- Mitral Valve Dysplasia
It’s a backflow of blood caused by a malformed mitral valve. Symptoms vary depending on the severity but can cause heart murmurs, weakness, dyspnea, gagging, coughing, and congestive heart failure.
- Heart Murmurs
It’s a vibration or sound that originates from the heart and is associated with major blood vessels. The sounds from a heart murmur are easy to hear and have a whooshing or rumble sound. Heart murmurs are common in humans and animals and, most of the time, not threatening. However, heart murmurs can lead to other significant health risks in severe cases.
- Progressive Retinal Atrophy
PRA is a genetic condition that affects the rod cells in the eyes. PRA almost always affects both eyes and has a prolonged and gradual effect on your dog’s vision. PRA starts by weakening your dog’s night vision and gradually progresses as your dog ages, eventually affecting how your dog sees during the day and eventually leading to total blindness.
- Portosystemic Shunt
It’s a liver disease that affects the blood vessels surrounding the liver, making them not connect to the liver properly and thus not allowing toxic elements in your dog’s blood to flow to the liver for detoxification.
Results from the eyes failing to maintain hydration to the lens.

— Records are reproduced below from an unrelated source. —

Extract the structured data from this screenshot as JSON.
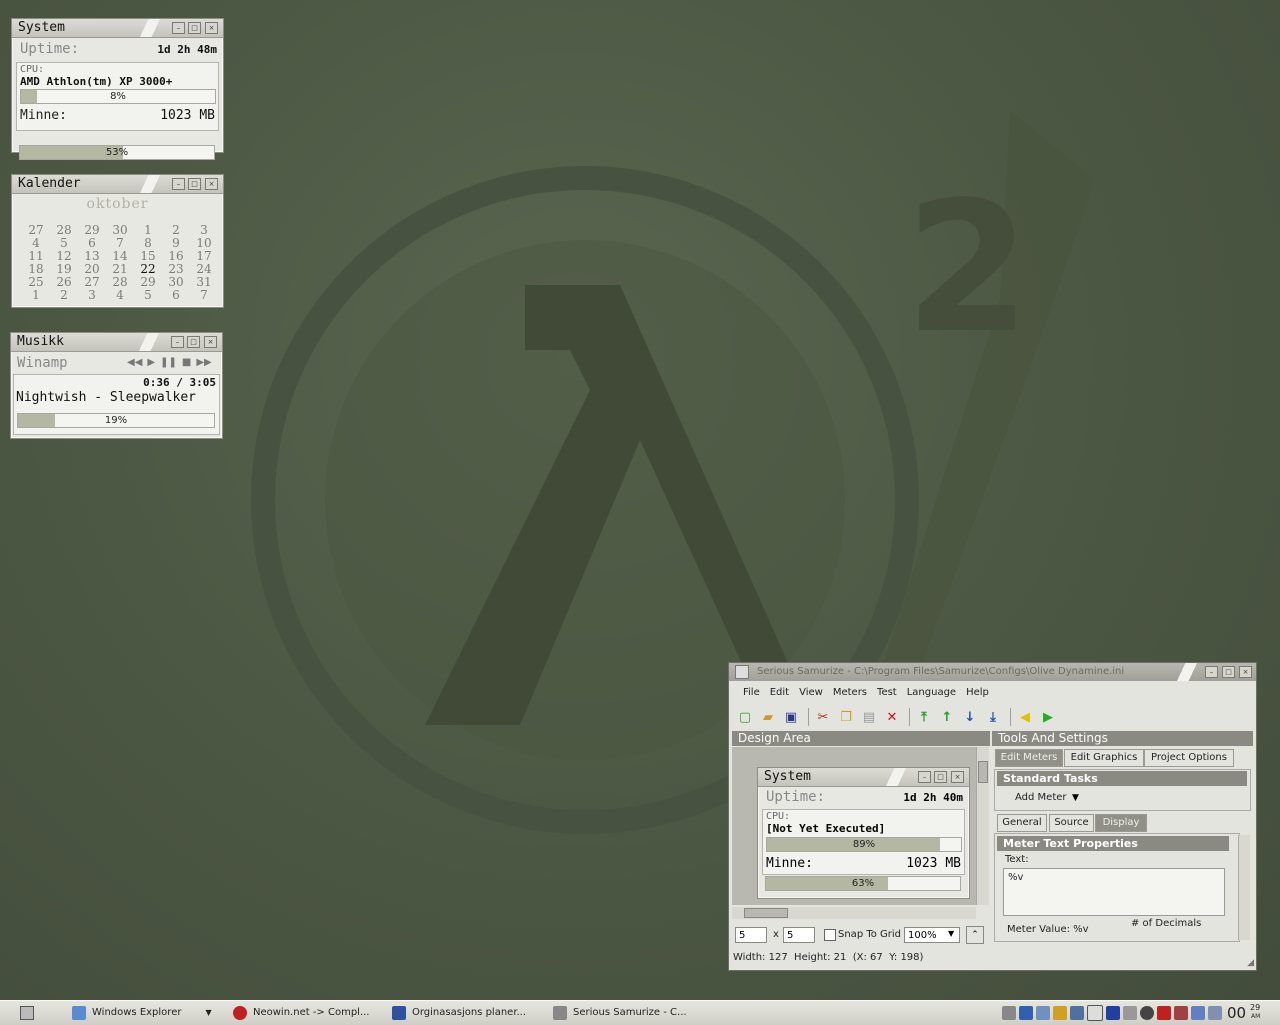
{
  "widgets": {
    "system": {
      "title": "System",
      "uptime_label": "Uptime:",
      "uptime_value": "1d 2h 48m",
      "cpu_label": "CPU:",
      "cpu_name": "AMD Athlon(tm) XP 3000+",
      "cpu_percent": 8,
      "cpu_percent_text": "8%",
      "mem_label": "Minne:",
      "mem_value": "1023 MB",
      "mem_percent": 53,
      "mem_percent_text": "53%"
    },
    "calendar": {
      "title": "Kalender",
      "month": "oktober",
      "today": "22",
      "weeks": [
        [
          "27",
          "28",
          "29",
          "30",
          "1",
          "2",
          "3"
        ],
        [
          "4",
          "5",
          "6",
          "7",
          "8",
          "9",
          "10"
        ],
        [
          "11",
          "12",
          "13",
          "14",
          "15",
          "16",
          "17"
        ],
        [
          "18",
          "19",
          "20",
          "21",
          "22",
          "23",
          "24"
        ],
        [
          "25",
          "26",
          "27",
          "28",
          "29",
          "30",
          "31"
        ],
        [
          "1",
          "2",
          "3",
          "4",
          "5",
          "6",
          "7"
        ]
      ]
    },
    "music": {
      "title": "Musikk",
      "player": "Winamp",
      "time": "0:36 / 3:05",
      "track": "Nightwish - Sleepwalker",
      "progress": 19,
      "progress_text": "19%"
    }
  },
  "app": {
    "title": "Serious Samurize - C:\\Program Files\\Samurize\\Configs\\Olive Dynamine.ini",
    "menu": [
      "File",
      "Edit",
      "View",
      "Meters",
      "Test",
      "Language",
      "Help"
    ],
    "design_area_label": "Design Area",
    "tools_label": "Tools And Settings",
    "tabs": [
      "Edit Meters",
      "Edit Graphics",
      "Project Options"
    ],
    "standard_tasks": "Standard Tasks",
    "add_meter": "Add Meter",
    "subtabs": [
      "General",
      "Source",
      "Display"
    ],
    "meter_text_props": "Meter Text Properties",
    "text_label": "Text:",
    "text_value": "%v",
    "meter_value_label": "Meter Value: %v",
    "decimals_label": "# of Decimals",
    "preview": {
      "title": "System",
      "uptime_label": "Uptime:",
      "uptime_value": "1d 2h 40m",
      "cpu_label": "CPU:",
      "cpu_name": "[Not Yet Executed]",
      "cpu_percent": 89,
      "cpu_percent_text": "89%",
      "mem_label": "Minne:",
      "mem_value": "1023 MB",
      "mem_percent": 63,
      "mem_percent_text": "63%"
    },
    "grid_x": "5",
    "grid_sep": "x",
    "grid_y": "5",
    "snap_label": "Snap To Grid",
    "zoom": "100%",
    "status": "Width: 127  Height: 21  (X: 67  Y: 198)"
  },
  "taskbar": {
    "tasks": [
      "Windows Explorer",
      "Neowin.net -> Compl...",
      "Orginasasjons planer...",
      "Serious Samurize - C..."
    ],
    "clock_hour": "00",
    "clock_min": "29",
    "clock_ampm": "AM"
  },
  "colors": {
    "desktop": "#4d5944",
    "widget_bg": "#e8e8e2",
    "bar_fill": "#b4b8a2",
    "accent_gray": "#8a8a82"
  }
}
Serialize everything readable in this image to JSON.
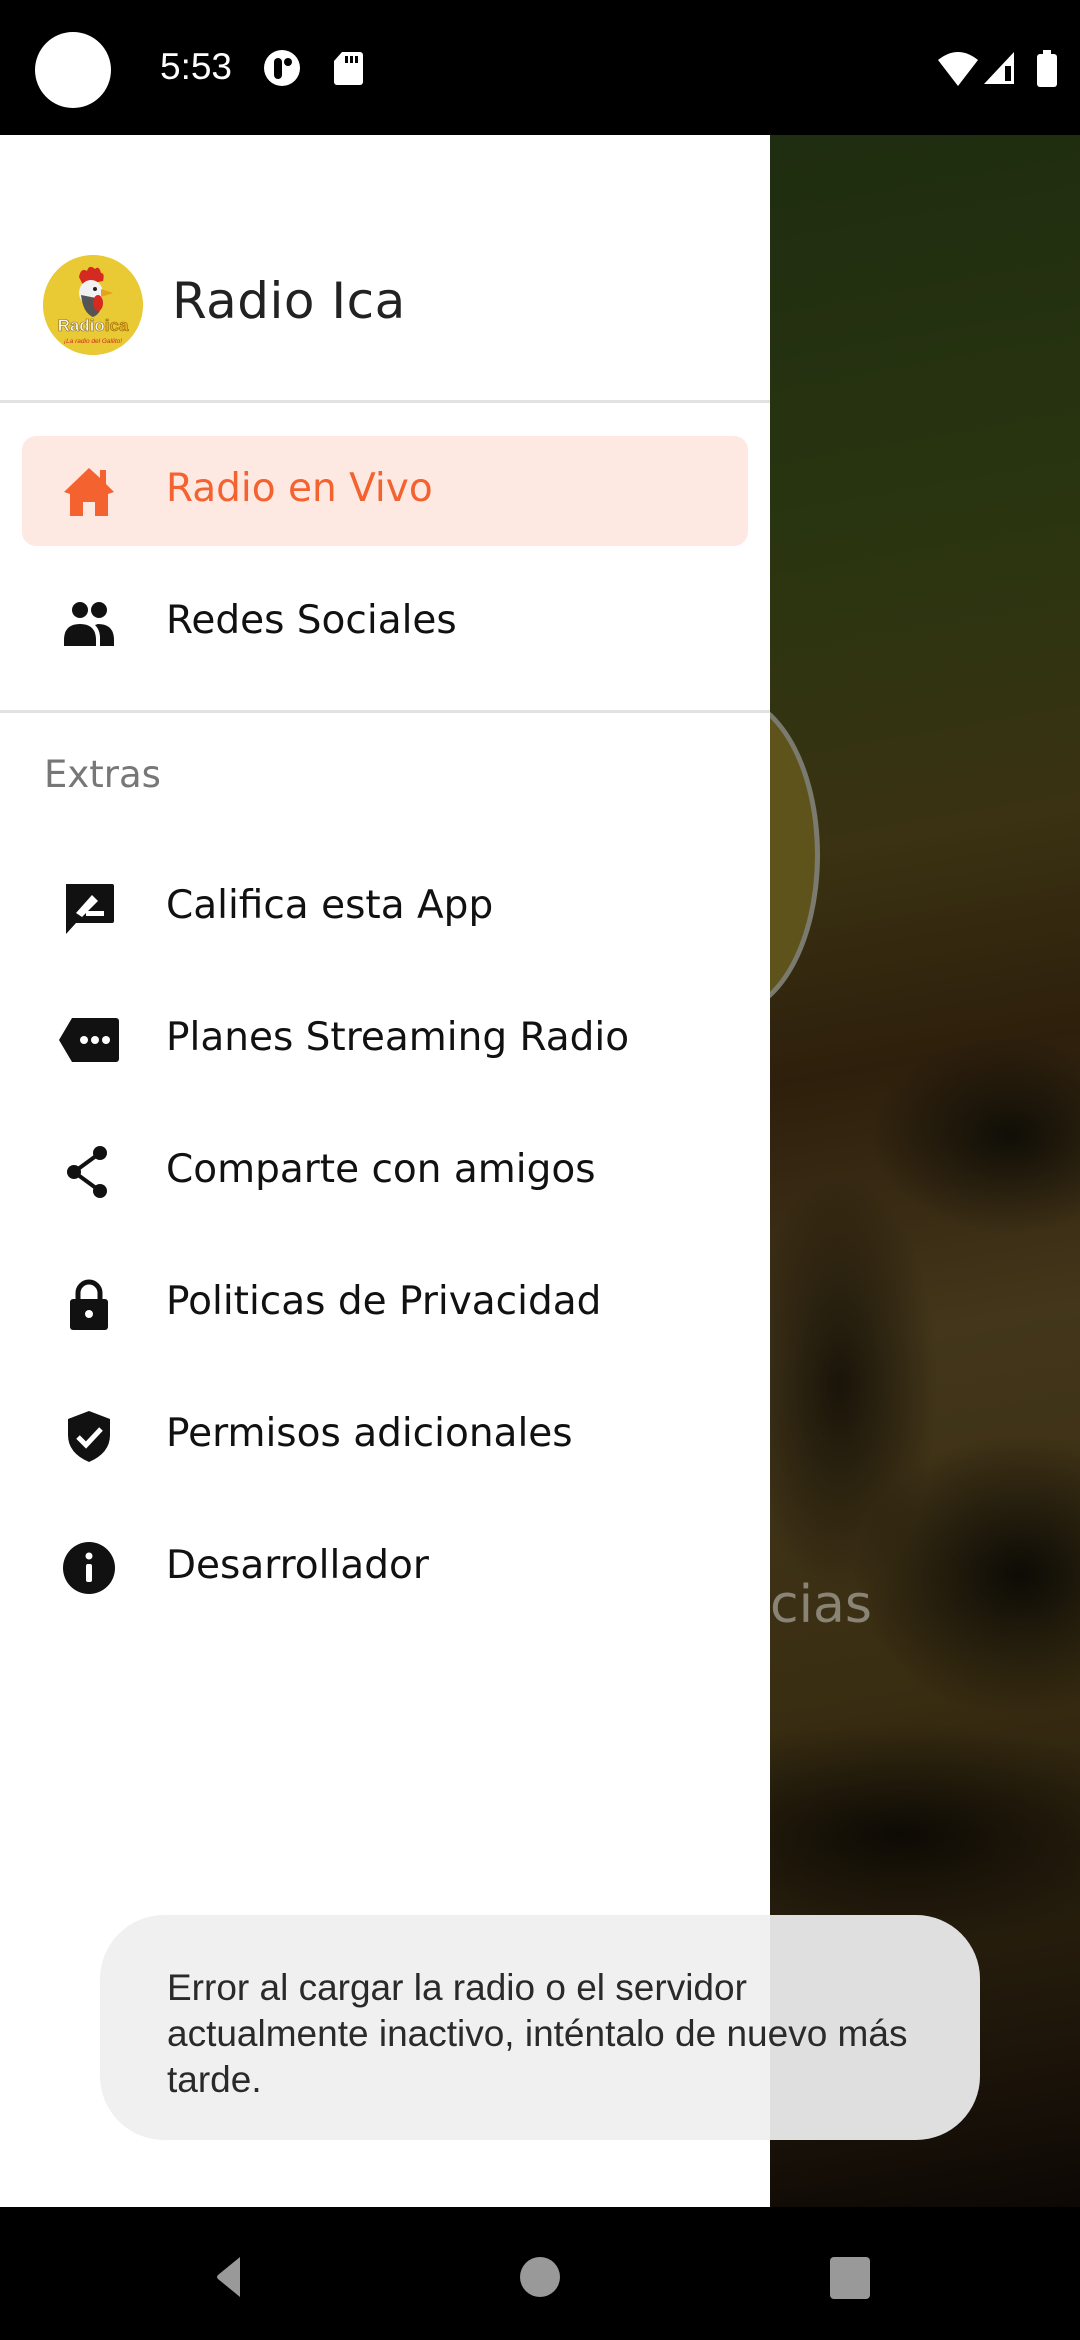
{
  "status_bar": {
    "time": "5:53",
    "left_icons": [
      "camera-cutout",
      "app-notification-icon",
      "sd-card-icon"
    ],
    "right_icons": [
      "wifi-icon",
      "cell-signal-icon",
      "battery-icon"
    ]
  },
  "background": {
    "partial_text": "cias"
  },
  "drawer": {
    "app_name": "Radio Ica",
    "logo": {
      "brand_text": "Radio ica",
      "tagline": "¡La radio del Gallito!"
    },
    "main_items": [
      {
        "label": "Radio en Vivo",
        "icon": "home-icon",
        "selected": true
      },
      {
        "label": "Redes Sociales",
        "icon": "people-icon",
        "selected": false
      }
    ],
    "section_title": "Extras",
    "extra_items": [
      {
        "label": "Califica esta App",
        "icon": "rate-review-icon"
      },
      {
        "label": "Planes Streaming Radio",
        "icon": "label-more-icon"
      },
      {
        "label": "Comparte con amigos",
        "icon": "share-icon"
      },
      {
        "label": "Politicas de Privacidad",
        "icon": "lock-icon"
      },
      {
        "label": "Permisos adicionales",
        "icon": "verified-shield-icon"
      },
      {
        "label": "Desarrollador",
        "icon": "info-icon"
      }
    ]
  },
  "toast": {
    "message": "Error al cargar la radio o el servidor actualmente inactivo, inténtalo de nuevo más tarde."
  },
  "nav_bar": {
    "back": "back-icon",
    "home": "home-circle-icon",
    "recents": "recents-icon"
  },
  "colors": {
    "accent": "#f4622f",
    "selected_bg": "#fde8e2",
    "logo_yellow": "#e9c934"
  }
}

Clouding of the eyes causes partial or complete vision loss and may occur in one or both eyes. If untreated, it can lead to ocular inflammation, glaucoma, or permanent blindness in the affected eyes.
- Bladder Stones
It results from crystals forming in the urine and is caused by high salt concentration and lack of favorable pH levels. Bladder stones can get stuck in the urethra and cause immense pain when your dog urinates. If this occurs, take your pet to the vet quickly, which can cause life-threatening side effects if left untreated.
- Patellar Luxation
A common disorder in which the kneecap is dislocated or displaced from the knee joint. Most often occurs at birth and are hard to diagnose until the puppy is around six weeks old. Patellar Luxation can also occur from injuries and may cause your pet to refuse to exercise, run, or jump. A simple surgery can fix this issue.
- Leg and Calves Perthes Disease
It’s most often seen in miniature and toy breeds and is a hip joint disorder in a dog’s hind legs. This condition mostly occurs in one leg rather than both, and your dog will favor one leg when standing or sitting, but it can lead to limping and muscle atrophy.
How Long do Havachons Live for?
Havachons are bred from Havanese and Bichon Frise, which are both known to be long-living dogs. The oldest Havanese on record lived to be 18 years old, while the oldest Bichon Frise lived to the old age of 21. This is a sign that Havachons are likely to live long and happy lives and can live to be 15 years old on average. But don’t be surprised if your Havachon sticks around to be a few years older!
If you are someone who suffers from dog allergies but finds yourself a dog lover and wants to own a fluffy buddy, look no further. Havachons are a fantastic hypoallergenic breed that is loving, intelligent, and playful. They make great additions to nearly any family and work great with kids and other pets. As long as a Havachon gets to spend time with you and your family, it will be as happy as can be.